What responsibility do Russians have?
Many Europeans are frustrated with seeing Russians on holiday in different European cities, while the Ukrainians are suffering. At stake is whether all Russians are responsible for Putin's actions.
Yes, was Ukrainian President Volodomyr Zelensky's answer recently in the The Washington Posts. Thousands of Russians have fled Russia, including journalists, dissidents and others who are critical of Putin's regime, yet Zelensky has now said that in order to enact change in Russia they should go home.
A blanket ban would hurt them too and could be counterproductive.

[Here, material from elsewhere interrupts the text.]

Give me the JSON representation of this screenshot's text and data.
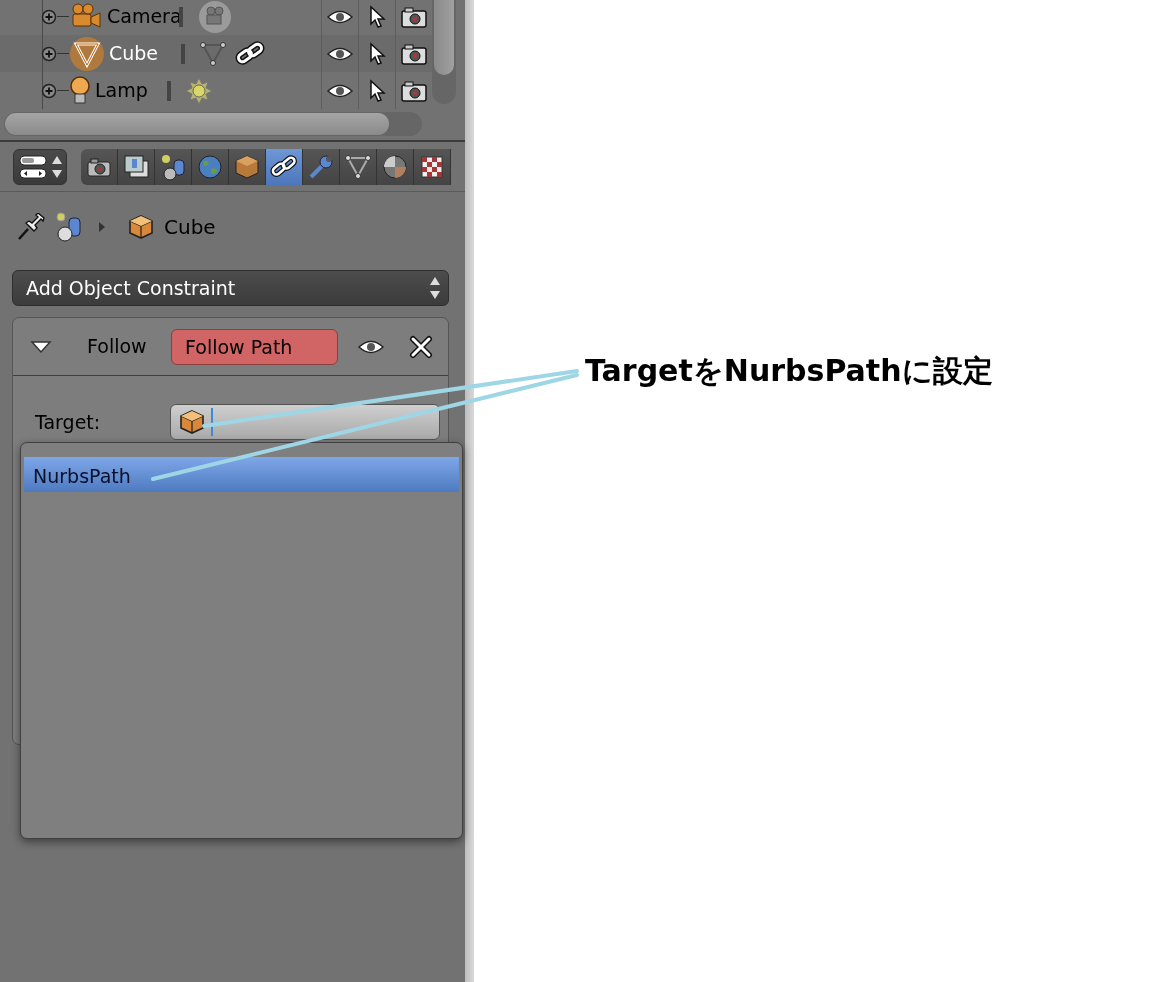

A spokesperson for Russian opposition politician Alexei Navalny argued that such a move would play into Russian propaganda.
For ordinary Russians, the sanctions seem to have come as a surprise. For Julia, it appeared to come as a shock that reality caught up with her personally. She lives in Germany, but her videos have garnered attention.
For months, she has argued for a nuclear strike against Ukraine and that Russia should keep moving its imperialist ventures forward all the way to Berlin, all while posing with Starbucks coffee and enjoying the good life in Europe.
But after her video, her booking to Vienna was cancelled by booking.com and her account was closed, she posted on her Telegram account.
"What the hell, are you happy now? You've ruined my holiday," she complains.